6. Intimacy v IsolationYoung Adult18-40, courting, earlyparenthood7. Generativity v StagnationAdulthood30-65, middle age, parenting8. Integrity v DespairMature Age50 , old age, grandparents* Other interpretations of the Adolescence stage commonly suggest stage 5begins around 12 years of age. This is reasonable for most boys, but giventhat Erikson and Freud cite the onset of puberty as the start of this stage,stage 5 can begin for girls as early as age nine.Erikson's psychosocial theory essentially states that each person experienceseight 'psychosocial crises' (internal conflicts linked to life's key stages)which help to define his or her growth and personality.People experience these 'psychosocial crisis' stages in a fixed sequence, buttimings vary according to people and circumstances.This is why the stages and the model are represented primarily by the namesof the crises or emotional conflicts themselves (e.g., Trust v Mistrust) ratherthan strict age or life stage definitions. Age and life stages do feature in themodel, but as related rather than pivotal factors, and age ranges areincreasingly variable as the stages unfold.Each of the eight 'psychosocial crises' is characterised by a conflict betweentwo opposing positions or attitudes (or dispositions or emotional forces).Erikson never really settled on a firm recognisable description for the twocomponents of each crisis, although in later works the first disposition isformally referred to as the 'Adaptive Strength'. He also used the terms'syntonic' and 'dystonic' for respectively the first and second dispositions ineach crisis, but not surprisingly these esoteric words never featured stronglyin interpretations of Erikson's terminology, and their usual meanings are notvery helpful in understanding what Erikson meant in this context.The difficulty in 'labeling' the first and second dispositions in each crisis is areflection that neither is actually wholly good or bad, or wholly positive ornegative. The first disposition is certainly the preferable tendency, but anideal outcome is achieved only when it is counter-balanced with a degree ofthe second disposition.Successful development through each crisis is requires a balance and ratiobetween the two dispositions, not total adoption of the apparent 'positive'

disposition, which if happens can produce almost as much difficulty as astrong or undiluted tendency towards the second 'negative' disposition.Some of the crisis stages are easier to understand than others.
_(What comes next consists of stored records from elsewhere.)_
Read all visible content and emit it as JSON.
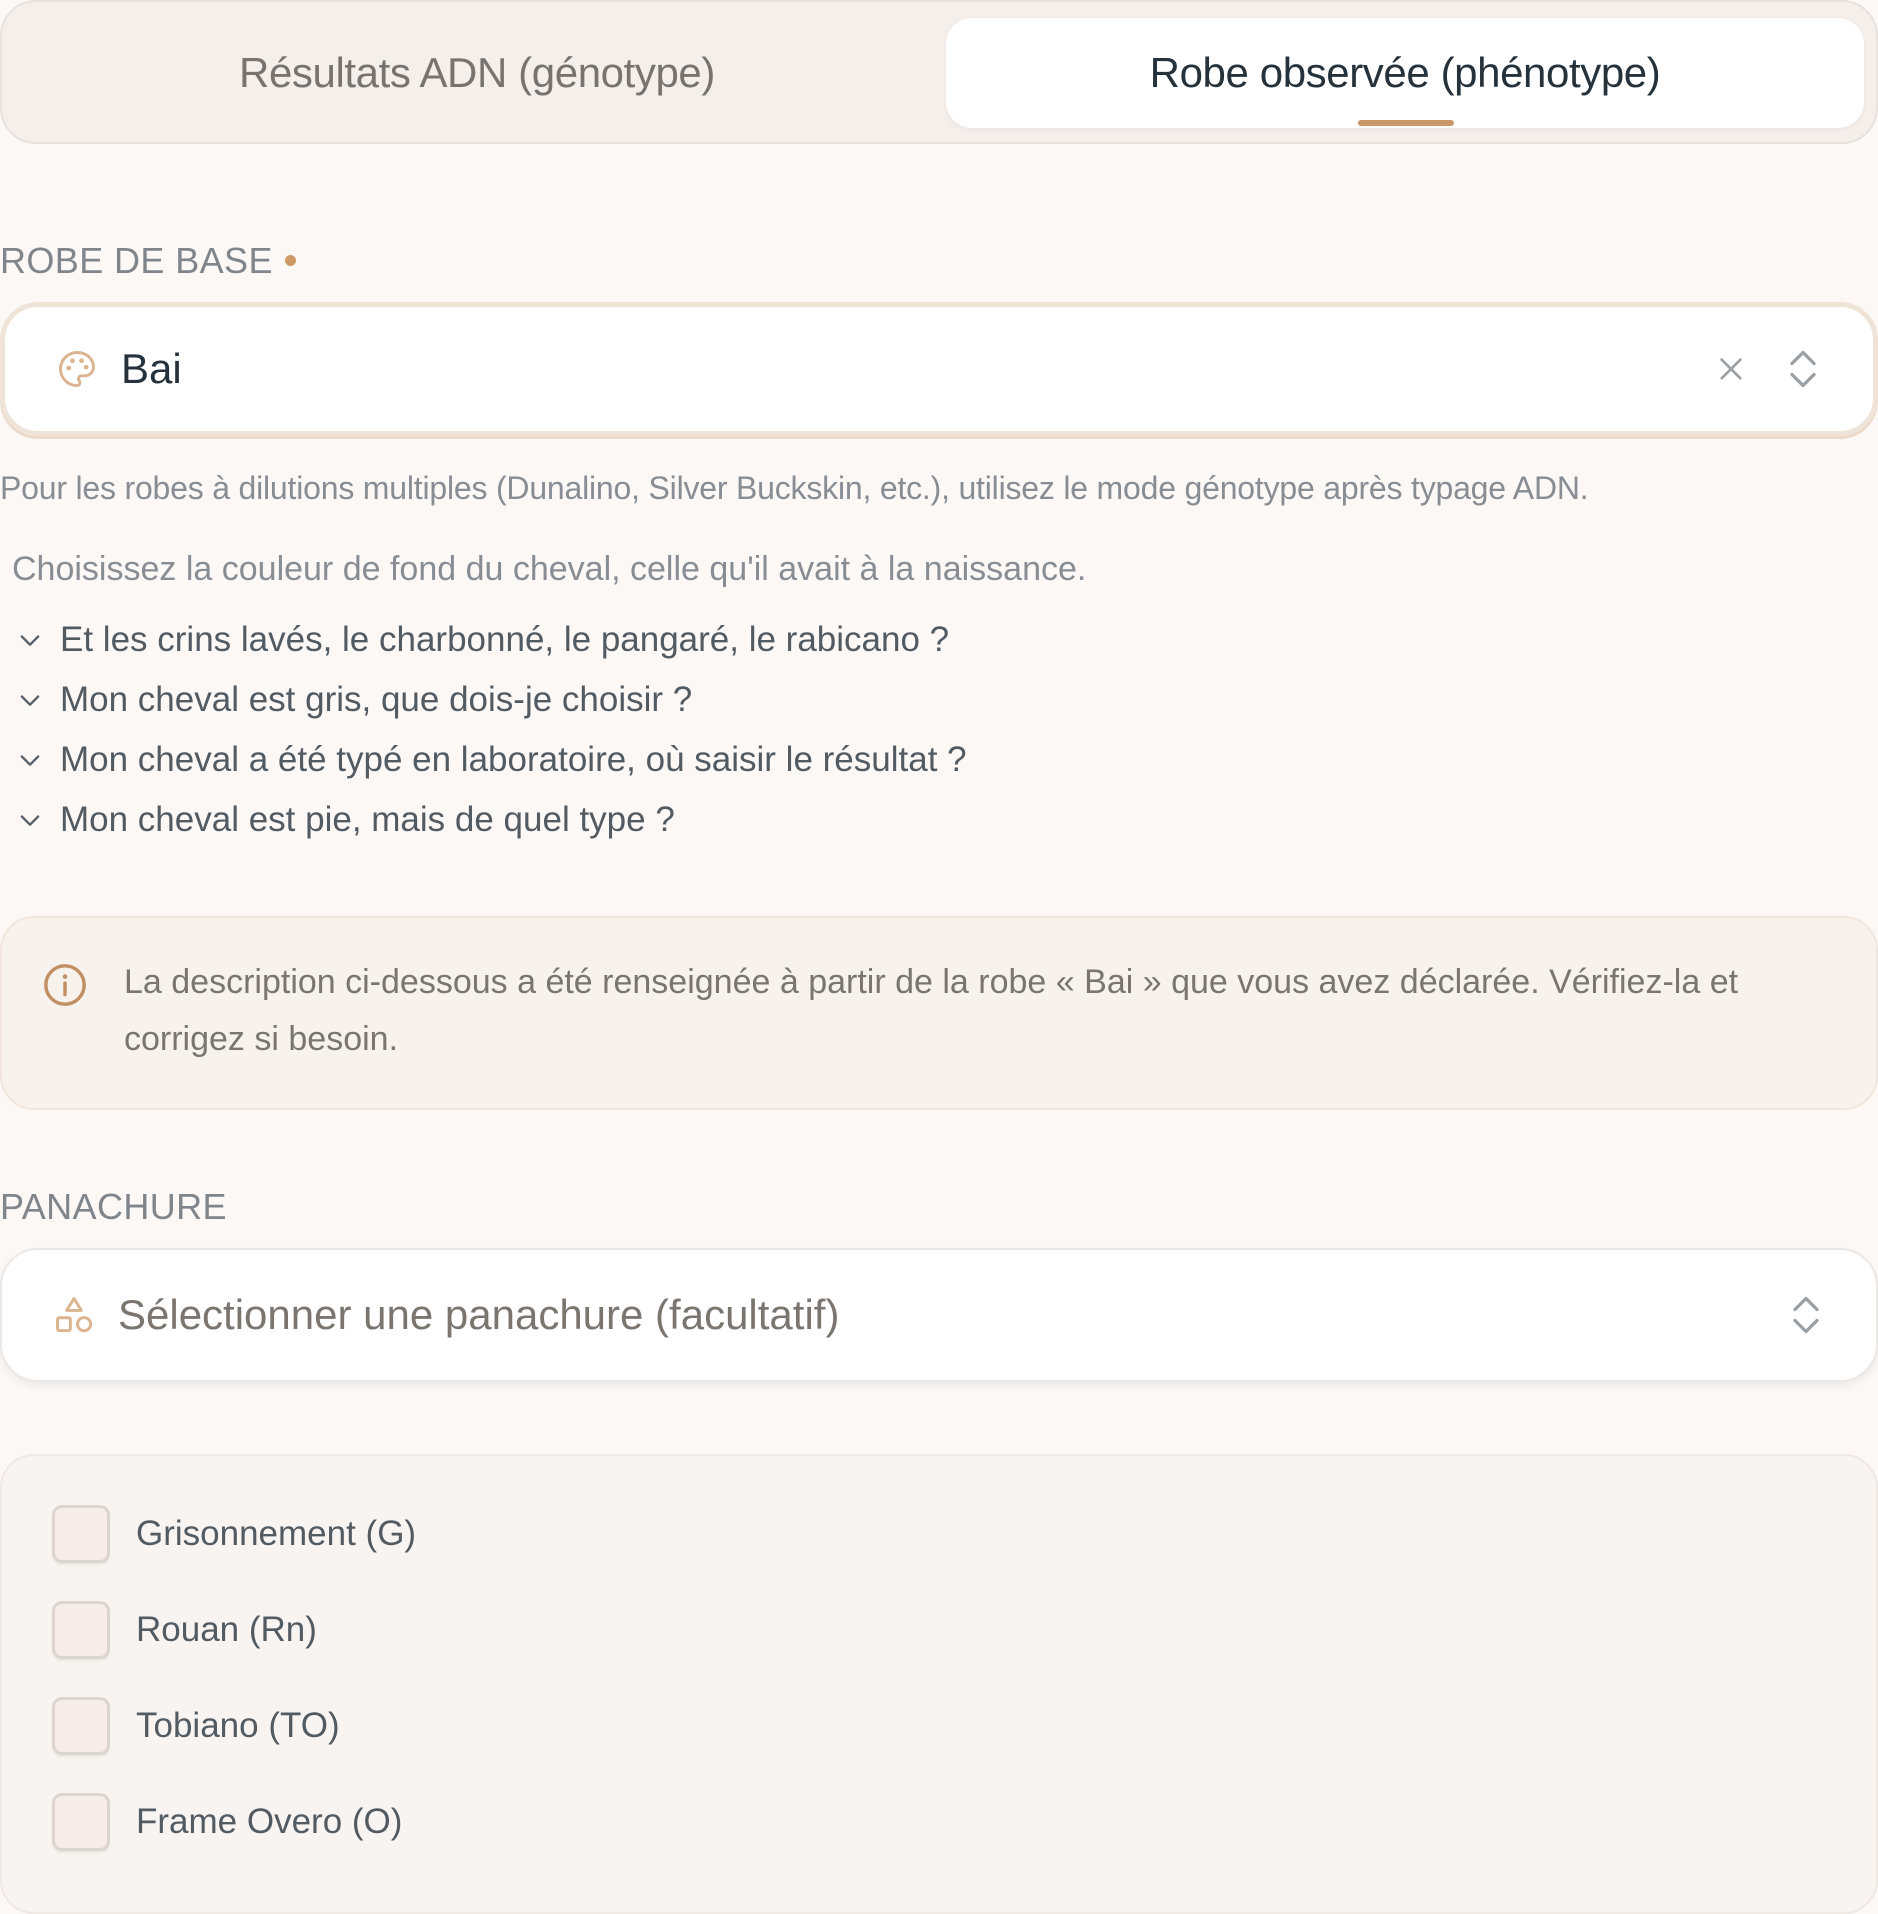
{
  "tabs": [
    {
      "label": "Résultats ADN (génotype)",
      "active": false
    },
    {
      "label": "Robe observée (phénotype)",
      "active": true
    }
  ],
  "base_coat": {
    "label": "ROBE DE BASE",
    "required": true,
    "value": "Bai",
    "icon": "palette-icon",
    "hint": "Pour les robes à dilutions multiples (Dunalino, Silver Buckskin, etc.), utilisez le mode génotype après typage ADN.",
    "instruction": "Choisissez la couleur de fond du cheval, celle qu'il avait à la naissance.",
    "faq": [
      "Et les crins lavés, le charbonné, le pangaré, le rabicano ?",
      "Mon cheval est gris, que dois-je choisir ?",
      "Mon cheval a été typé en laboratoire, où saisir le résultat ?",
      "Mon cheval est pie, mais de quel type ?"
    ]
  },
  "info_banner": {
    "text": "La description ci-dessous a été renseignée à partir de la robe « Bai » que vous avez déclarée. Vérifiez-la et corrigez si besoin."
  },
  "spotting": {
    "label": "PANACHURE",
    "placeholder": "Sélectionner une panachure (facultatif)",
    "icon": "shapes-icon"
  },
  "modifiers": [
    {
      "label": "Grisonnement (G)",
      "checked": false
    },
    {
      "label": "Rouan (Rn)",
      "checked": false
    },
    {
      "label": "Tobiano (TO)",
      "checked": false
    },
    {
      "label": "Frame Overo (O)",
      "checked": false
    }
  ],
  "colors": {
    "accent": "#c99668",
    "background": "#fbf8f6",
    "text_dark": "#26323b",
    "text_muted": "#878d93"
  }
}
Each stagecontains far more meaning than can be conveyed in just two or three words.Crisis stage one is 'Trust versus Mistrust', which is easier to understand thansome of the others. Stage four 'Industry versus Inferiority' is a little trickier.You could say instead 'usefulness versus uselessness' in more moderncommon language. Erikson later refined 'Industry' to 'Industriousness', whichprobably conveys a fuller meaning. See the more detailed crisis stagesdescriptions below for a clearer understanding.Successful passage through each stage is dependent on striking the right
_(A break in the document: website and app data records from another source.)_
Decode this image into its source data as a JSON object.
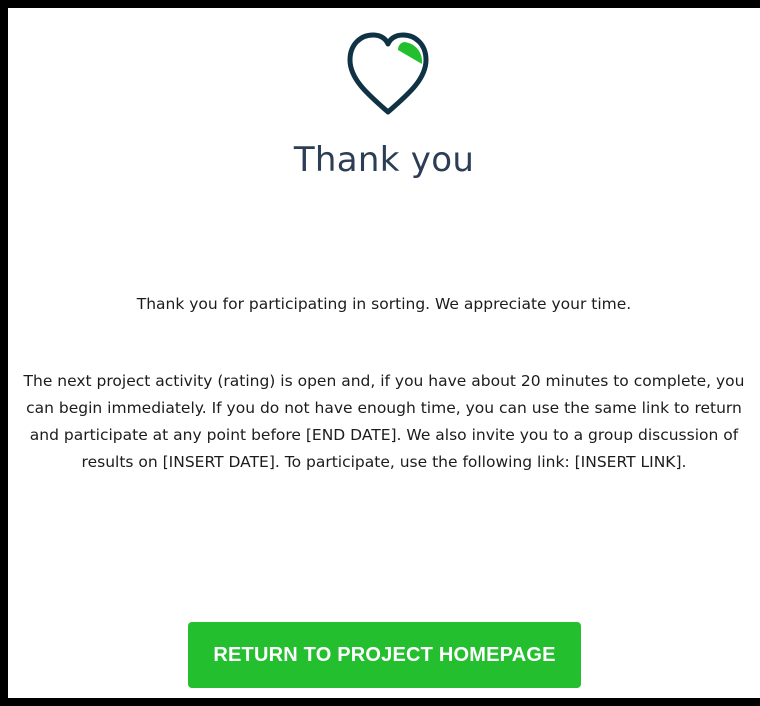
{
  "colors": {
    "heart_outline": "#0f3344",
    "heart_accent": "#23bf2f",
    "button_bg": "#23bf2f",
    "title_text": "#2c3e55"
  },
  "header": {
    "icon": "heart-icon",
    "title": "Thank you"
  },
  "main": {
    "message_1": "Thank you for participating in sorting. We appreciate your time.",
    "message_2": "The next project activity (rating) is open and, if you have about 20 minutes to complete, you can begin immediately. If you do not have enough time, you can use the same link to return and participate at any point before [END DATE]. We also invite you to a group discussion of results on [INSERT DATE]. To participate, use the following link: [INSERT LINK]."
  },
  "footer": {
    "return_button_label": "RETURN TO PROJECT HOMEPAGE"
  }
}
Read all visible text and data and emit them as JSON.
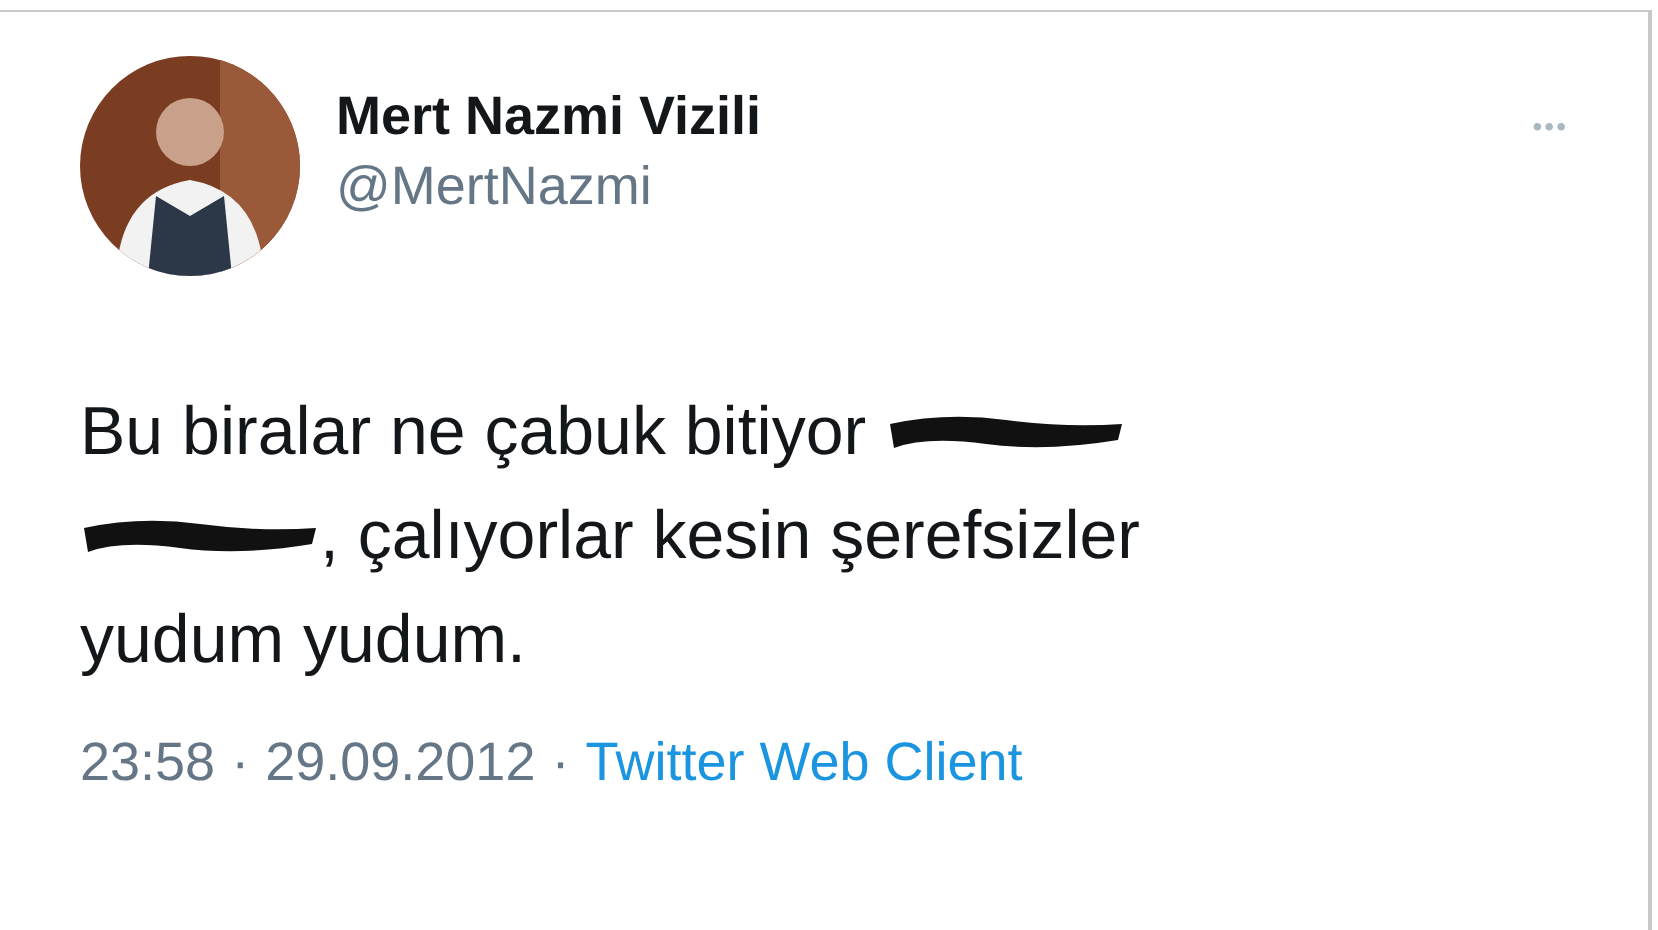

The main elements of the theory covered in this explanation are: Erikson theory overview - a diagram and concise explanation of the main features of model. The Freudian stages of psychosexual development, which influenced Erikson's approach to the psychosocial model. Erikson's 'psychosocial crises' (or crisis stages) - meanings and interpretations.